Named after the Brazilian Indigenous mythology's mermaid-queen Yara, this virus was found inside Pampulha, an artificial lake located in Belo Horizonte city in Minas Gerais.
Its discovery was published by the French researcher Bernard La Scola (Aix-Marseille University) and the Brazilian scientist Jonatas Abrahao (Federal University of Minas Gerais).
According to the Minas Gerais' Institute of Biological Sciences, this protozoan "does not represent risks" to humans because "it does not infect any type of vertebrate."
The scientists have only identified 10 percent of its genes because the genetic material does not correspond to the information of the existing data banks.
A descoberta do Yaravirus tem causado grande repercussão pelo seu tamanho pequeno e por ter 90% dos seus genes não reconhecidos. Um dos líderes desse achado é o virologista Jônatas Abrahão, do Departamento de Microbiologia do ICB-UFMG.
"The discovery of the Yaravirus has caused great repercussions for its small size and for having 90 percent its genes not recognized.

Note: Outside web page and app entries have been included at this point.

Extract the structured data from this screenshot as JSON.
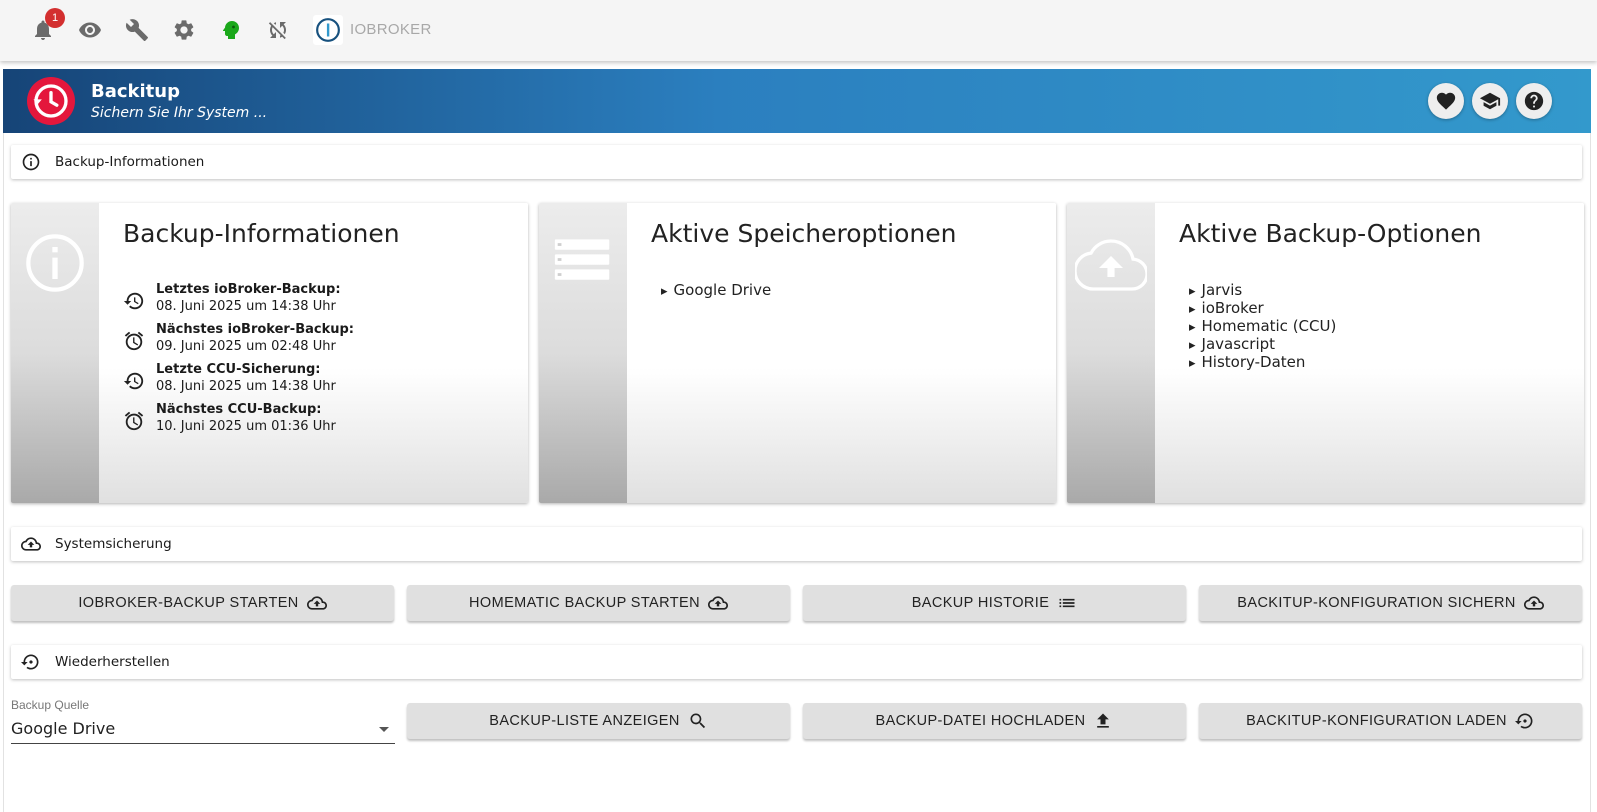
{
  "toolbar": {
    "notification_count": "1",
    "brand": "IOBROKER",
    "accent_green": "#1aa81a"
  },
  "header": {
    "title": "Backitup",
    "subtitle": "Sichern Sie Ihr System ...",
    "gradient": [
      "#164477",
      "#3399cc"
    ],
    "logo_color": "#e4173c"
  },
  "sections": {
    "info": "Backup-Informationen",
    "backup": "Systemsicherung",
    "restore": "Wiederherstellen"
  },
  "cards": {
    "info": {
      "title": "Backup-Informationen",
      "rows": [
        {
          "label": "Letztes ioBroker-Backup:",
          "value": "08. Juni 2025 um 14:38 Uhr",
          "icon": "history-icon"
        },
        {
          "label": "Nächstes ioBroker-Backup:",
          "value": "09. Juni 2025 um 02:48 Uhr",
          "icon": "alarm-icon"
        },
        {
          "label": "Letzte CCU-Sicherung:",
          "value": "08. Juni 2025 um 14:38 Uhr",
          "icon": "history-icon"
        },
        {
          "label": "Nächstes CCU-Backup:",
          "value": "10. Juni 2025 um 01:36 Uhr",
          "icon": "alarm-icon"
        }
      ]
    },
    "storage": {
      "title": "Aktive Speicheroptionen",
      "items": [
        "Google Drive"
      ]
    },
    "options": {
      "title": "Aktive Backup-Optionen",
      "items": [
        "Jarvis",
        "ioBroker",
        "Homematic (CCU)",
        "Javascript",
        "History-Daten"
      ]
    }
  },
  "backup_buttons": [
    {
      "label": "IOBROKER-BACKUP STARTEN",
      "icon": "cloud-upload-icon"
    },
    {
      "label": "HOMEMATIC BACKUP STARTEN",
      "icon": "cloud-upload-icon"
    },
    {
      "label": "BACKUP HISTORIE",
      "icon": "list-icon"
    },
    {
      "label": "BACKITUP-KONFIGURATION SICHERN",
      "icon": "cloud-upload-icon"
    }
  ],
  "restore": {
    "source_label": "Backup Quelle",
    "source_value": "Google Drive",
    "buttons": [
      {
        "label": "BACKUP-LISTE ANZEIGEN",
        "icon": "search-icon"
      },
      {
        "label": "BACKUP-DATEI HOCHLADEN",
        "icon": "upload-icon"
      },
      {
        "label": "BACKITUP-KONFIGURATION LADEN",
        "icon": "restore-icon"
      }
    ]
  }
}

One of the leaders of this finding is virologist Jonatas Abrahao, from the Department of Microbiology at ICB-UFMG."
The Yaravirus is exclusive to amoebas that inhabit lagoons, rivers, ponds, swimming pools, and aqueduct systems.
According to the La Scola-Abrahao study, the virus may be the first Acanthamoeba spp (unidentified) of the genus of Amoebozoas protists isolated from the large DNA nucleocytoplasmic group (NCLDV).
"This discovery has the scientific community puzzled," outlet Complex commented and recalled the words of the Harvard Medical School postdoctoral fellow Ayaz Najafov who explained that the Yaravirus means "a whole new treasure chest of previously-unseen biochemical processes?!"
Due to President Jair Bolsonaro's recent cut for scientific research, scientist Abrahao and La Scola seek the support of abroad institutions to identify the Yaravirus unknown genes.